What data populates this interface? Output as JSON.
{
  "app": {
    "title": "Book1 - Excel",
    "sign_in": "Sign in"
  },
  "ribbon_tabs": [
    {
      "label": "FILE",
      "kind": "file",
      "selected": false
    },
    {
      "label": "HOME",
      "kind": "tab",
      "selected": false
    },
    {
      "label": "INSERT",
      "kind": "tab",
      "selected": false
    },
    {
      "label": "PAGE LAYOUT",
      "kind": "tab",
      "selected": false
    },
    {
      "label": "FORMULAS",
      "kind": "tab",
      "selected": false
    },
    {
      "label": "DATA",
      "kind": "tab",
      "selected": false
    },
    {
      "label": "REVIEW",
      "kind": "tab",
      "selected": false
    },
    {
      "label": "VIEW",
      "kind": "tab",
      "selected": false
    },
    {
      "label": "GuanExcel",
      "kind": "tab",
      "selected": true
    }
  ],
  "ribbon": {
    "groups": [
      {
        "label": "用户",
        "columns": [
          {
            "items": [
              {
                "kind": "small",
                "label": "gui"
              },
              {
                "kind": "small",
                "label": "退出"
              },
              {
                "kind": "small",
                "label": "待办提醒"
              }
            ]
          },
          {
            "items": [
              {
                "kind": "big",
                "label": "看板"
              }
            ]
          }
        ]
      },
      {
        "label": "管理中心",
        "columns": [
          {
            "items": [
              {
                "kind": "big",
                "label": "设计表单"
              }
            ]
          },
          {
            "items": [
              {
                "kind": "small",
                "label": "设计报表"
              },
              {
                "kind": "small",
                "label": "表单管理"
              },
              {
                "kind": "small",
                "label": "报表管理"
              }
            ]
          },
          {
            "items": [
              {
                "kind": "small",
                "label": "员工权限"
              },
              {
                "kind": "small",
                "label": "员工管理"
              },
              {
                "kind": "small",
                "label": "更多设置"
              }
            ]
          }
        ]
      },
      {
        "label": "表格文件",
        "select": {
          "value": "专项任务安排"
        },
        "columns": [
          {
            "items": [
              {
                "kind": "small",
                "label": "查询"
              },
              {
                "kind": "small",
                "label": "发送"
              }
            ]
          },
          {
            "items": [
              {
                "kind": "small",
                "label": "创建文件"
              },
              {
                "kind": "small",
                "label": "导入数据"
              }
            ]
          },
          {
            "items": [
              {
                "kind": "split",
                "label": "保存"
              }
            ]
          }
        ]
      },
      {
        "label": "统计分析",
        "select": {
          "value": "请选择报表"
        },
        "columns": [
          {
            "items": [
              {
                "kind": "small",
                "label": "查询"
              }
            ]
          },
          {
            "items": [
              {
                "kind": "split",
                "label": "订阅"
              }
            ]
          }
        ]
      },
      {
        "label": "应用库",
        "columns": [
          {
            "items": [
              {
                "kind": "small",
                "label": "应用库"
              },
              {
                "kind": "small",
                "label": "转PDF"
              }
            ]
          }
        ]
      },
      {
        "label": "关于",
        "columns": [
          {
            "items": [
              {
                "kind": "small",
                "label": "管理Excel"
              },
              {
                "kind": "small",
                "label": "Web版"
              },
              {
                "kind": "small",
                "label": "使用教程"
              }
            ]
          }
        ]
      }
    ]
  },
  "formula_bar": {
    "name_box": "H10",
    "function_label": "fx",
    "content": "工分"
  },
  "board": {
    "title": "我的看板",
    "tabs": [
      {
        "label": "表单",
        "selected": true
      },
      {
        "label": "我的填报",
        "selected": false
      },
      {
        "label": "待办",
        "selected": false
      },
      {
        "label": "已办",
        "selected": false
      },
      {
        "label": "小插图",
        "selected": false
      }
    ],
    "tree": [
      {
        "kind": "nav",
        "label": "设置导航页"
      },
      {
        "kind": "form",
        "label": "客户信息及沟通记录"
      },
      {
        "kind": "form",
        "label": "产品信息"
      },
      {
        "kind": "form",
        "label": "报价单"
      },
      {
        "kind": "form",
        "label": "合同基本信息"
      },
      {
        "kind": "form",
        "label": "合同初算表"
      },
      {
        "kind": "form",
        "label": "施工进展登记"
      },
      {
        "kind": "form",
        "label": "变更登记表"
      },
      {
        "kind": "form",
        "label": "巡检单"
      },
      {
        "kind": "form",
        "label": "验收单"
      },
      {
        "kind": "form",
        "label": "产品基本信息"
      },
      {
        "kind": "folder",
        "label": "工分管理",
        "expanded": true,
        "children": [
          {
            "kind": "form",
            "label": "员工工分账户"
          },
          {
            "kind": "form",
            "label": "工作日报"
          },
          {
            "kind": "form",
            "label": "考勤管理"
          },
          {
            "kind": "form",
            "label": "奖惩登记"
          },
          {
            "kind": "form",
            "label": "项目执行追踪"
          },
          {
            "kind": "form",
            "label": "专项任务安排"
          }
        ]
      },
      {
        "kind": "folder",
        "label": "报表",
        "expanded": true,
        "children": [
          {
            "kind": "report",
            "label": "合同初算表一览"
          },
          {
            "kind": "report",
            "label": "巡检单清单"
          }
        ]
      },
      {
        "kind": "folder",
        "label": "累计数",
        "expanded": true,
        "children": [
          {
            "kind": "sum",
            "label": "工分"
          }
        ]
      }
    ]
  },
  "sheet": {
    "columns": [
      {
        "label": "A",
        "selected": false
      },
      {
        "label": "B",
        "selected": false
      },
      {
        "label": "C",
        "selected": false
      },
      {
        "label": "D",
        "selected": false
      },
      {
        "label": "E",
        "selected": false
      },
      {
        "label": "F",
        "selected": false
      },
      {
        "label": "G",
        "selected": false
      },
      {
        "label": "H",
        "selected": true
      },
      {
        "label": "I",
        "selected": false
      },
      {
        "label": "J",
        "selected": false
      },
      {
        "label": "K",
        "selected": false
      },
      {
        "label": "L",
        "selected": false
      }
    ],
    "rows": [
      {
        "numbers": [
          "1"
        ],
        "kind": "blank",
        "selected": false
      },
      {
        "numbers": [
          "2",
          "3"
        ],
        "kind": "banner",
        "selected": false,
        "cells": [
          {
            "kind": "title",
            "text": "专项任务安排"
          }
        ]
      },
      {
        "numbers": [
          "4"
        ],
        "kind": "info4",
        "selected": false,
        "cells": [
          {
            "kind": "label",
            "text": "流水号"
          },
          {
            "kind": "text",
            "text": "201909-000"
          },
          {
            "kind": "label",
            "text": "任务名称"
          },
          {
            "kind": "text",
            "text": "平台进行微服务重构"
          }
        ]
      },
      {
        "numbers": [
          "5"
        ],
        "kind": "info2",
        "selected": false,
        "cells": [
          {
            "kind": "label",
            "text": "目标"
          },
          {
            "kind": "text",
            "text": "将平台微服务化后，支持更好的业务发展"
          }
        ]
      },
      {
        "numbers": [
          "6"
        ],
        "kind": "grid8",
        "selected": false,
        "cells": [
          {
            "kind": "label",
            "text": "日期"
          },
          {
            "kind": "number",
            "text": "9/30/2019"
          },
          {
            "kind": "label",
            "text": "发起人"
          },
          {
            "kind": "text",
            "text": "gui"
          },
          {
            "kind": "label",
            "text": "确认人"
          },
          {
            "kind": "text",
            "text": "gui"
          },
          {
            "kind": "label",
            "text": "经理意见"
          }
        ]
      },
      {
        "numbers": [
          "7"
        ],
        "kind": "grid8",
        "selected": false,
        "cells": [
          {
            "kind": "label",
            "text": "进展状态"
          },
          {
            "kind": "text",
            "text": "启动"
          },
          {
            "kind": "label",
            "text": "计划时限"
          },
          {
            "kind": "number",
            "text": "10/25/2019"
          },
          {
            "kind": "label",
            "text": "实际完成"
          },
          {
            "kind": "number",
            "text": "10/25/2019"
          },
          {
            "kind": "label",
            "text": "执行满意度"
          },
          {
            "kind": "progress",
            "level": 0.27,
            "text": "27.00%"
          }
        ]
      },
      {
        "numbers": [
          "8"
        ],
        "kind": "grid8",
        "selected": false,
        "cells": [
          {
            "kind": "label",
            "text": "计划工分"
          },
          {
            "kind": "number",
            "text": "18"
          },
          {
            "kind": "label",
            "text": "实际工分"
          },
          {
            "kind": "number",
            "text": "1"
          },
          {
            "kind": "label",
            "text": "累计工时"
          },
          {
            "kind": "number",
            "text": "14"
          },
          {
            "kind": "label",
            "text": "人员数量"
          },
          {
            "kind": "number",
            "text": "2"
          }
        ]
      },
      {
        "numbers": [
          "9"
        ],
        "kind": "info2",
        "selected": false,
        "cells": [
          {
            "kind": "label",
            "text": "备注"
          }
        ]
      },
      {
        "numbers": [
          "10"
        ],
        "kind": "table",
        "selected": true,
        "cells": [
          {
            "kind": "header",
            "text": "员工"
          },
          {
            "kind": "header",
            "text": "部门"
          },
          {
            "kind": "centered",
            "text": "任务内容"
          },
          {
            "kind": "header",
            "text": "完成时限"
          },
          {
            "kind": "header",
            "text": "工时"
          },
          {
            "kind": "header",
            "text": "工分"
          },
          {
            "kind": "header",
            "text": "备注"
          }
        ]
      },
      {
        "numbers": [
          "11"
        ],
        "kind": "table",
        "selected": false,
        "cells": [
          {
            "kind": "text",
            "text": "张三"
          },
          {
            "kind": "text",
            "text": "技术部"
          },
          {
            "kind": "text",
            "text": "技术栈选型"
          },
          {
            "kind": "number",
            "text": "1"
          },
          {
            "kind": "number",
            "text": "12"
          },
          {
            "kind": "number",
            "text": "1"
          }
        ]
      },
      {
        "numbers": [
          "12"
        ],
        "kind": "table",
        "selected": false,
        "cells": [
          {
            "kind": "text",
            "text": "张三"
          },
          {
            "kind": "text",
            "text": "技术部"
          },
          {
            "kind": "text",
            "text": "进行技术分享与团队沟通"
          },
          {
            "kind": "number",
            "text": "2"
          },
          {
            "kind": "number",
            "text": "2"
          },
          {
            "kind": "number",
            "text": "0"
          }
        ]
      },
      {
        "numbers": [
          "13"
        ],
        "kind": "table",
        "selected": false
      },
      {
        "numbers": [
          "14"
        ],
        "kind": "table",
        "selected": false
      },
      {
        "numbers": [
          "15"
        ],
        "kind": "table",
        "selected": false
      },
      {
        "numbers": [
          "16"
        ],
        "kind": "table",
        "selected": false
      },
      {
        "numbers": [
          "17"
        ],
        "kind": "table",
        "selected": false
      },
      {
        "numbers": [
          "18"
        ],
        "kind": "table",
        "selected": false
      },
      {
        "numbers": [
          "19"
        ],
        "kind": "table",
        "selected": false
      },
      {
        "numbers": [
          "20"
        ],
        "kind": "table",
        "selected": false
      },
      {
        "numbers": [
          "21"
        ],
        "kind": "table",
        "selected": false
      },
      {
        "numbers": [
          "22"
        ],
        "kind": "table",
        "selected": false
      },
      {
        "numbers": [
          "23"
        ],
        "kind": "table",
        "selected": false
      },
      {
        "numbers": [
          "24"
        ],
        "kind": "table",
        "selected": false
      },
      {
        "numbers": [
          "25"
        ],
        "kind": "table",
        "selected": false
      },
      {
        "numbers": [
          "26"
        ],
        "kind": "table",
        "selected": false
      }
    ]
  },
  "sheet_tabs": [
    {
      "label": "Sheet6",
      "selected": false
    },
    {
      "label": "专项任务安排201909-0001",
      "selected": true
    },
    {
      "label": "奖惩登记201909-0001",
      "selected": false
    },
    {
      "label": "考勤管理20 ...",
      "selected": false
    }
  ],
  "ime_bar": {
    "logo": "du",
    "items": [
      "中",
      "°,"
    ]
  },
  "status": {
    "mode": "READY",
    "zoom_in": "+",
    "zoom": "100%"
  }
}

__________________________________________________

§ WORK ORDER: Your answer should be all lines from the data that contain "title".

§ ANSWER:
    "title": "Book1 - Excel",
    "title": "我的看板",
            "kind": "title",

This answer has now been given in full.